══ RECORDS FOR THIS EXERCISE

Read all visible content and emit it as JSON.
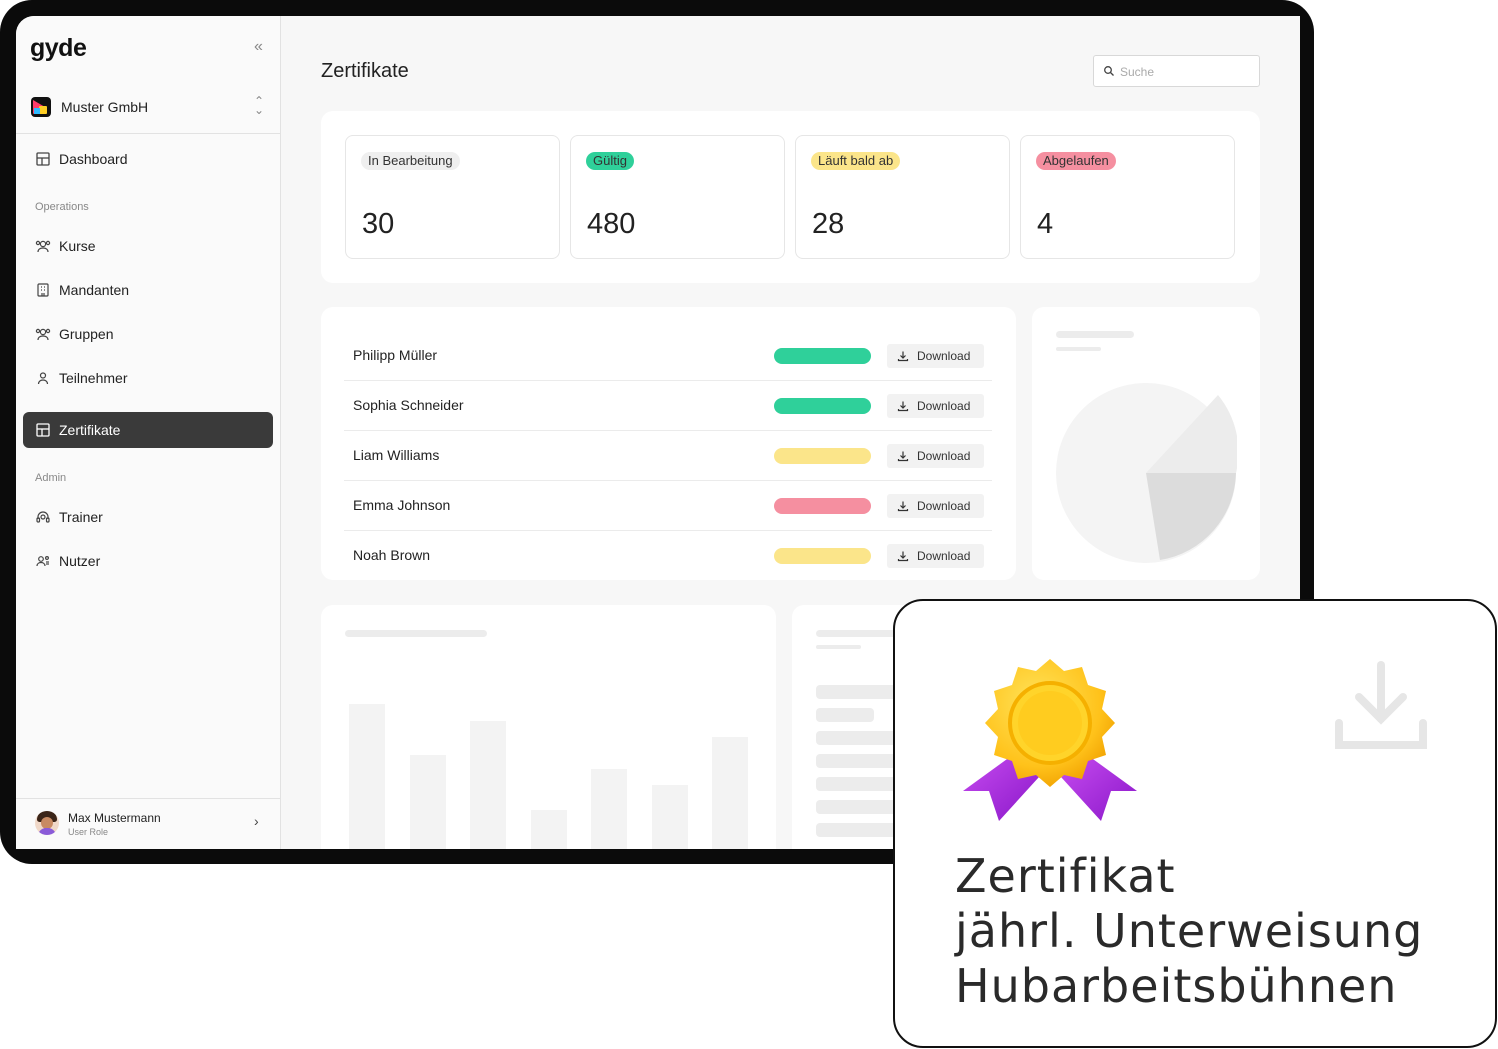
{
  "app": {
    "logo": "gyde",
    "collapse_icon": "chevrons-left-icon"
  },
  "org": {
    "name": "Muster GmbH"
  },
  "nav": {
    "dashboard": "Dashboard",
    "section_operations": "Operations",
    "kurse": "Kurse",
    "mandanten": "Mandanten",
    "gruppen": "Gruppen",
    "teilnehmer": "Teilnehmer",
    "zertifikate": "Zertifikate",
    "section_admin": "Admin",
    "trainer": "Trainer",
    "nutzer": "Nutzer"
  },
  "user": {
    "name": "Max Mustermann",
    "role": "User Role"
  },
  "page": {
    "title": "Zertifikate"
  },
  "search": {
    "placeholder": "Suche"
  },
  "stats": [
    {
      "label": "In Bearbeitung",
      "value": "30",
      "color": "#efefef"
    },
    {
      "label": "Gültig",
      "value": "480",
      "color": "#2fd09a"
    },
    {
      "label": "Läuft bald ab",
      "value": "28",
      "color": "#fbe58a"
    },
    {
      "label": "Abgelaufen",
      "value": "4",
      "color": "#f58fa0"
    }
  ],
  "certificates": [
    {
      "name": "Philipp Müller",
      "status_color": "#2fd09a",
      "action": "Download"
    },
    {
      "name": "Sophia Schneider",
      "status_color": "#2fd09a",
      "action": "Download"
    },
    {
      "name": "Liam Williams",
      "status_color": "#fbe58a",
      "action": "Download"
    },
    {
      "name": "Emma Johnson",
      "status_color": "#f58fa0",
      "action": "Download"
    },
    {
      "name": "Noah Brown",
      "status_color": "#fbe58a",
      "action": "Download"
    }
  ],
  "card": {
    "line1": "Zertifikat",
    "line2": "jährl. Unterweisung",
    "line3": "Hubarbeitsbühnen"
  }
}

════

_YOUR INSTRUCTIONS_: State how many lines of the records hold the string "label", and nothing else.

_ANSWER BOX_: 4